SailGP/F50 is now legal
There was a change in the rules regarding the use of spare boats used as AC75 development platforms. As with the last America’s Cup, teams are prohibited from sailing yachts over 12 meters overall that are capable of “producing design or performance information”.
Teams are also prohibited from doing the same to another sailing yacht (or towed platform, or now “motorized” to simulate a sailing yacht) that was longer than 6 meters (19.69 feet).
Rules have been relaxed, banning the use of racing yachts in the class outside the maximum length 12 meter yacht or 6 meter platform restrictions.
The rules, which previously only mentioned TP52 as a legal class above the 12 meter (39.37 ft) length limit, now also specifically allow F50s/SailGP and racing-only yachts in force at the time of winning America’s 2021 IRC or ORC certificates possessed Cup marking the beginning of the new Cup cycle.
Changed the requirements for the Hydrogen Pursuit Boat
Other changes to the protocol revolve around changes to the rules for foiling chase boats.
The first version of the protocol contained a provision that “COR/D [Challenger of Record/Defender] is considering a requirement that each competitor deploy at least two Hydrogen Powered Support Vessels (HSV) at the venue to support its own racing operations.
The “quid pro quo” for two HSV per team has now been confirmed with at least one per team.
Protocol now dictates that the competitor must have one HSV in the race area and a maximum of four “non-hydrogen powered support vessels operating in the race area”.
The reduction to one HSV per team is said to be in response to global issues affecting supply chains and fuel cell availability. This is happening against the background of a rapidly increasing demand for alternative energy systems and finite production capacities to manufacture the systems.
It is expected that even with just one HSV per team, the fossil fuel chase boat limit will be enough to impact the water and the event to be a positive example of hydrogen technology in the marine sector.
Competitors may purchase HSVs from America’s Cup Event Ltd, the regatta organizer – or its nominated manufacturer, or build their own provided they meet the performance requirements in the protocol.
A set of rules was introduced covering what are now classified as Generation 1 or 2 Foiling Chase Boats. These changes relate to foil area and the new rules apply to pursuit boats if they have a foil size greater than 0.3m². These apply to foiling support boats, regardless of whether they are HSVs or conventionally powered boats. Presumably it prevents teams from using the pursuit boats as test boats for the foil design, consistent with other protocol changes to using spare yachts, but there’s still no explanation for what is a fairly complex set of rules overseen by the powerful survey committee .

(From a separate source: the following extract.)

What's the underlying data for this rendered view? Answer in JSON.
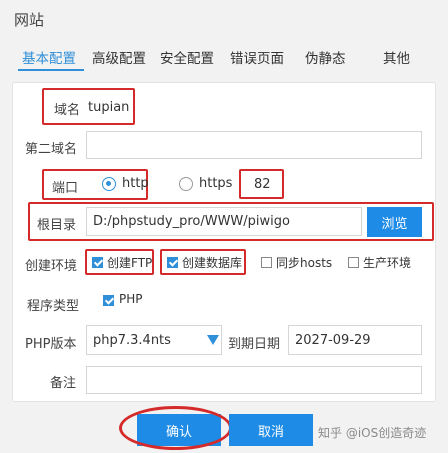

The move to bring pursuit boats under the purview of the Survey Committee is a first in Cup history. Some evidence of their necessity lies deep within the rules, where there are references to the use of “wing flaps” and “hydrodynamic surface” geometry that cannot be changed once explained to the board of surveys. “Hydrodynamic surface” is a defined term in the AC Technical Regulations – and it appears that the new regulations are a means of blocking teams from testing wings outside of the limitations on wing and flap counts set out in the rules for the foiling of yachts in the America’s Cup are contextual.
The defender, the Royal New Zealand Yacht Squadron, has yet to explain whether they have received new challenges almost a week after the registration deadline. Numbers currently stand at four challengers, one more than at the 2021 America’s Cup, but late registrations remain open until May 2023. Late registrations after August 1, 2022 will incur an additional fee of $100,000 per month. The regime partially increases the probability of a flood of late entries at the last entry deadline.